The family-owned tree farm starts spreading cheer November 20
Rows of five- and six-foot ”Carolina Sapphires” grow at Lebanon Christmas Tree Farm.
Every morning, Julianna Velarde rides her golf cart through her family’s tree farm in Ridgeville, inspecting the trunk girth and foliage of species such as lacy Leyland cypress, blue-green “Carolina Sapphires,” and fragrant spruce and Virginia pines. Driving along the neat rows, Velarde is on the lookout for the quintessential Christmas tree—not too skinny, not too wide, always pointy on top. It’s a job she takes seriously as soon hundreds of cars will line up alongside the dirt road leading to Lebanon Christmas Tree Farm filled with families who have “sleigh bells on their brains” and visions of cutting down the perfect holiday evergreen.

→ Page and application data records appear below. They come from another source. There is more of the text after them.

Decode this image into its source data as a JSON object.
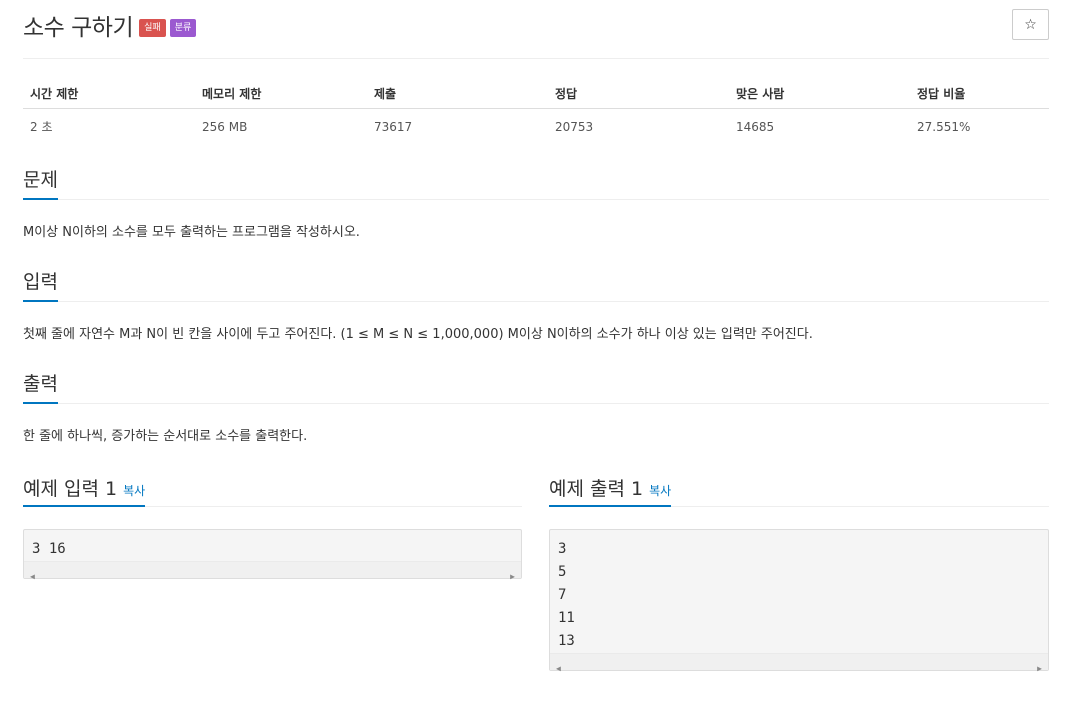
{
  "title": "소수 구하기",
  "badges": [
    {
      "label": "실패",
      "color": "#d9534f"
    },
    {
      "label": "분류",
      "color": "#9b59d0"
    }
  ],
  "star": "☆",
  "info": {
    "headers": [
      "시간 제한",
      "메모리 제한",
      "제출",
      "정답",
      "맞은 사람",
      "정답 비율"
    ],
    "values": [
      "2 초",
      "256 MB",
      "73617",
      "20753",
      "14685",
      "27.551%"
    ]
  },
  "problem": {
    "title": "문제",
    "body": "M이상 N이하의 소수를 모두 출력하는 프로그램을 작성하시오."
  },
  "input": {
    "title": "입력",
    "body": "첫째 줄에 자연수 M과 N이 빈 칸을 사이에 두고 주어진다. (1 ≤ M ≤ N ≤ 1,000,000) M이상 N이하의 소수가 하나 이상 있는 입력만 주어진다."
  },
  "output": {
    "title": "출력",
    "body": "한 줄에 하나씩, 증가하는 순서대로 소수를 출력한다."
  },
  "sample_input": {
    "title": "예제 입력 1",
    "copy": "복사",
    "lines": [
      "3 16"
    ]
  },
  "sample_output": {
    "title": "예제 출력 1",
    "copy": "복사",
    "lines": [
      "3",
      "5",
      "7",
      "11",
      "13"
    ]
  },
  "colors": {
    "accent": "#0076c0"
  }
}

Each November since 1985, the Christmas tree farm, one of 15,000 that dot the country, has opened its gates in hopes of spreading good tidings and cheer. The 30 planted acres offer a cut-your-own tree experience‚ a nostalgic wonderland where people are encouraged to don their best (or worst) holiday sweaters, pack a picnic, and stay for a day filled with joyful activities.

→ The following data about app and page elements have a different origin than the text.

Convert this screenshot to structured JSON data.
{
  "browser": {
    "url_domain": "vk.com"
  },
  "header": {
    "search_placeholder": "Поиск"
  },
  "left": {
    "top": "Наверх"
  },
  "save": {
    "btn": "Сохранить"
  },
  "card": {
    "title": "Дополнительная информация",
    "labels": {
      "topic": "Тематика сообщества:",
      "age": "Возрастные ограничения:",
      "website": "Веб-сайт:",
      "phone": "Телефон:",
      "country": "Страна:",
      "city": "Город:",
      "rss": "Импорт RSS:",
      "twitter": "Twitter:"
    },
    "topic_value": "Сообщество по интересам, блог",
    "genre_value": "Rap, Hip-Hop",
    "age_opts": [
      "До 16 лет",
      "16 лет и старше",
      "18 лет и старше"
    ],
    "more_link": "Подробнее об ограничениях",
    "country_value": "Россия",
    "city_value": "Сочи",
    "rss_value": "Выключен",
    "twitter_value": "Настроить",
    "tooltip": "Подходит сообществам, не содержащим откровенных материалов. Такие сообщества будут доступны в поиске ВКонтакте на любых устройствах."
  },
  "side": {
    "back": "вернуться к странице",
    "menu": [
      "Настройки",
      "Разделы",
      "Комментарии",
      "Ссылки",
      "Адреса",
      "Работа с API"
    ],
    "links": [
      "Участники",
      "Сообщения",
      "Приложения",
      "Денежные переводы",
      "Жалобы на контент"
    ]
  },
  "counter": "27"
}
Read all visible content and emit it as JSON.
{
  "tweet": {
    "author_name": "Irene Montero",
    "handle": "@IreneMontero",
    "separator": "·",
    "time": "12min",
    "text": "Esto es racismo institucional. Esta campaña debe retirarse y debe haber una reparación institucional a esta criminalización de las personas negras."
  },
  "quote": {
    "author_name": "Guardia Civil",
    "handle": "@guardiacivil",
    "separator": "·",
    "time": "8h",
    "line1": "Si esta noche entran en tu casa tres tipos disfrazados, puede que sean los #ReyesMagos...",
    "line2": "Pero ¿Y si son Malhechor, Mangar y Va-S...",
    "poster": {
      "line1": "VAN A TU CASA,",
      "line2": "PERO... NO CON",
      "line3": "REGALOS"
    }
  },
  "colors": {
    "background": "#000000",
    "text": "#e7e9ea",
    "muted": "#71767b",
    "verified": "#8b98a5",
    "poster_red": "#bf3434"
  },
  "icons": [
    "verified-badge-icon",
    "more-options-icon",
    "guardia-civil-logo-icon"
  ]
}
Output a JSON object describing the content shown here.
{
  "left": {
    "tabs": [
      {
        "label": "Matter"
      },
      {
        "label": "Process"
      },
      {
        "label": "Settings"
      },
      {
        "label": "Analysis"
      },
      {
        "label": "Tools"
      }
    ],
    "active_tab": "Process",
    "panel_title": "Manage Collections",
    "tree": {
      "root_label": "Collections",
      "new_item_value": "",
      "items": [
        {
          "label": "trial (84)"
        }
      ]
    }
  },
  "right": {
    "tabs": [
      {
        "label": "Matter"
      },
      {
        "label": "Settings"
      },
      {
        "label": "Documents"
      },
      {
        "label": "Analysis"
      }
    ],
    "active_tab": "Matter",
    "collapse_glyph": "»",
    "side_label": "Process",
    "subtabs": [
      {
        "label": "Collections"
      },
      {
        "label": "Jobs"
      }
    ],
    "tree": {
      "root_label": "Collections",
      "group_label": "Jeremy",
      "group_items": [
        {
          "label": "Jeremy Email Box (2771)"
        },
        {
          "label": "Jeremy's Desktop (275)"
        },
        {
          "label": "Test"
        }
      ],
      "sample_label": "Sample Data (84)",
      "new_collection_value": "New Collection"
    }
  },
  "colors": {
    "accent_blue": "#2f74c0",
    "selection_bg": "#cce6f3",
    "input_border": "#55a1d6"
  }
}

The family acquired their land in the idyllic community of Lebanon, outside of Ridgeville, in the 1930s with money earned through a lucrative raccoon fur business. The hides were shipped to California, where many Old Hollywood mavens wore luxury coats made of their pelts.
(Left to right) How lovely are the branches of the evergreens lined up in rows at the Lebanon Christmas Tree Farm in Ridgeville, growing strong and ready to hold twinkling lights, bright stars, colorful orbs, and family ornaments in homes across the Lowcountry; (From left) Caroline Yerich, her late husband Dr. Kim Yerich, their daughter Julianna Velarde, and her husband Cesar Velarde

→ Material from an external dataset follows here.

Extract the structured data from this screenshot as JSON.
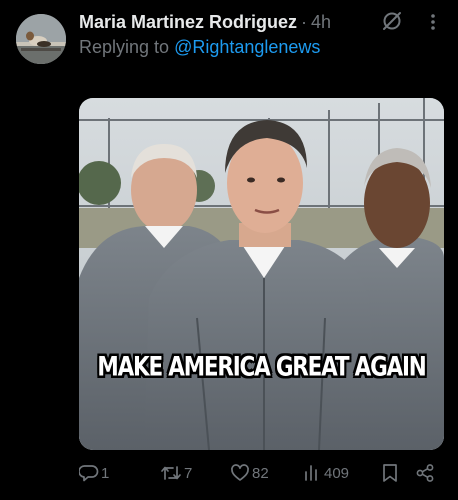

Velarde’s father, Kim Yerich, who spent his career as a veterinarian, started the tree farm with his late uncle. Yerich was an old-school, pen-and-paper guy until 2013, when Velarde ushered in new technology and more efficient systems to help the farm thrive. Each year, the father-daughter duo would make bets on which tree would be the first to sell. They were rarely right. “One year, we were convinced this one ugly tree would never be chosen, but it was the first one sold!” Velarde recalls. “It goes to show that the best Christmas tree is the one that people love.”
Yerich passed away in August at the age of 65, leaving Velarde with big shoes to fill. “My father was a people person, always happy and bubbly. He was my best friend and business partner. We complemented each other. He knew everything about trees and loved his family so much.”
That commitment drives Velarde to improve on the vision she and her late father shared. In addition to more efficient business practices, Velarde brings warmth and love to the operation, including making sure Santa responds in a timely manner to the letters he receives at the tree farm. “I do that because that is the spirit and joy of Christmas,” she says.
This January, she’ll plant two trees for each one cut down, like her father always did, keeping the tradition alive for generations to come.
“To me, Christmas means happiness and family. And that’s what I try hard to do with the tree farm,” Velarde says.
It’s Beginning to Look a Lot Like Christmas
Open November 20 to December 12
Monday-Friday, 10 a.m. to 5:30 p.m., Saturday & Sunday, 9 a.m. to 5:30 p.m.
Admission is free; Trees are priced by height, starting at $40.
Activities on Saturdays and Sundays: